→ **Task item**
Go through the listing and copy each line with the string "JSON".

→ **The input**
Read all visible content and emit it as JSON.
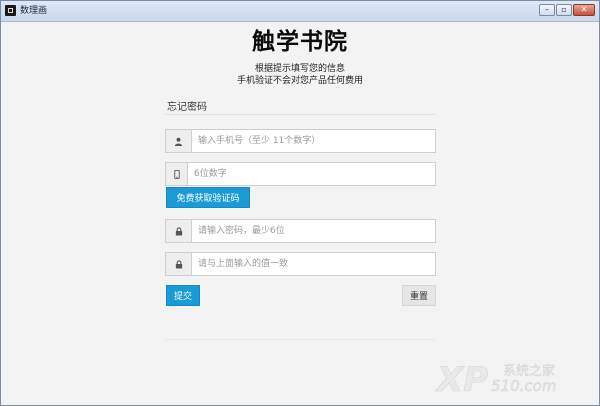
{
  "window": {
    "title": "数理画",
    "buttons": {
      "minimize": "–",
      "maximize": "▫",
      "close": "✕"
    }
  },
  "brand": {
    "name": "触学书院"
  },
  "subtitle": {
    "line1": "根据提示填写您的信息",
    "line2": "手机验证不会对您产品任何费用"
  },
  "form": {
    "title": "忘记密码",
    "phone": {
      "placeholder": "输入手机号（至少 11个数字）",
      "icon": "user-icon"
    },
    "code": {
      "placeholder": "6位数字",
      "icon": "phone-icon"
    },
    "get_code_label": "免费获取验证码",
    "password": {
      "placeholder": "请输入密码，最少6位",
      "icon": "lock-icon"
    },
    "confirm": {
      "placeholder": "请与上面输入的值一致",
      "icon": "lock-icon"
    },
    "submit_label": "提交",
    "reset_label": "重置"
  },
  "watermark": {
    "text": "系统之家",
    "site": "510.com"
  },
  "colors": {
    "primary": "#1a9ad6",
    "background": "#f3f3f3",
    "border": "#cfcfcf"
  }
}
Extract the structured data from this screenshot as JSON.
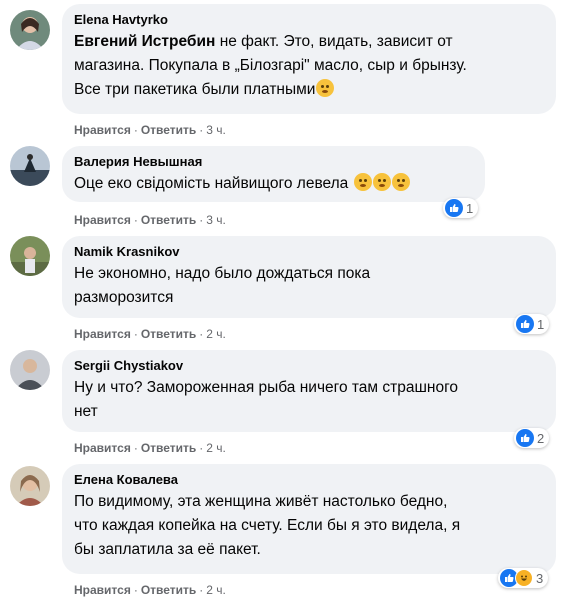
{
  "comments": [
    {
      "author": "Elena Havtyrko",
      "mention": "Евгений Истребин",
      "text_lines": [
        "не факт. Это, видать, зависит от",
        "магазина. Покупала в „Білозгарі\" масло, сыр и брынзу.",
        "Все три пакетика были платными"
      ],
      "like": "Нравится",
      "reply": "Ответить",
      "time": "3 ч.",
      "reaction_count": null
    },
    {
      "author": "Валерия Невышная",
      "text_lines": [
        "Оце еко свідомість найвищого левела"
      ],
      "like": "Нравится",
      "reply": "Ответить",
      "time": "3 ч.",
      "reaction_count": "1"
    },
    {
      "author": "Namik Krasnikov",
      "text_lines": [
        "Не экономно, надо было дождаться пока",
        "разморозится"
      ],
      "like": "Нравится",
      "reply": "Ответить",
      "time": "2 ч.",
      "reaction_count": "1"
    },
    {
      "author": "Sergii Chystiakov",
      "text_lines": [
        "Ну и что? Замороженная рыба ничего там страшного",
        "нет"
      ],
      "like": "Нравится",
      "reply": "Ответить",
      "time": "2 ч.",
      "reaction_count": "2"
    },
    {
      "author": "Елена Ковалева",
      "text_lines": [
        "По видимому, эта женщина живёт настолько бедно,",
        "что каждая копейка на счету. Если бы я это видела, я",
        "бы заплатила за её пакет."
      ],
      "like": "Нравится",
      "reply": "Ответить",
      "time": "2 ч.",
      "reaction_count": "3"
    }
  ],
  "separator": "·",
  "colors": {
    "bubble": "#f0f2f5",
    "meta": "#65676b",
    "like_blue": "#1877f2",
    "emoji_yellow": "#f7c23c"
  }
}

→ **Result of this exercise**
Read all visible content and emit it as JSON.
Extract the structured data from this screenshot as JSON.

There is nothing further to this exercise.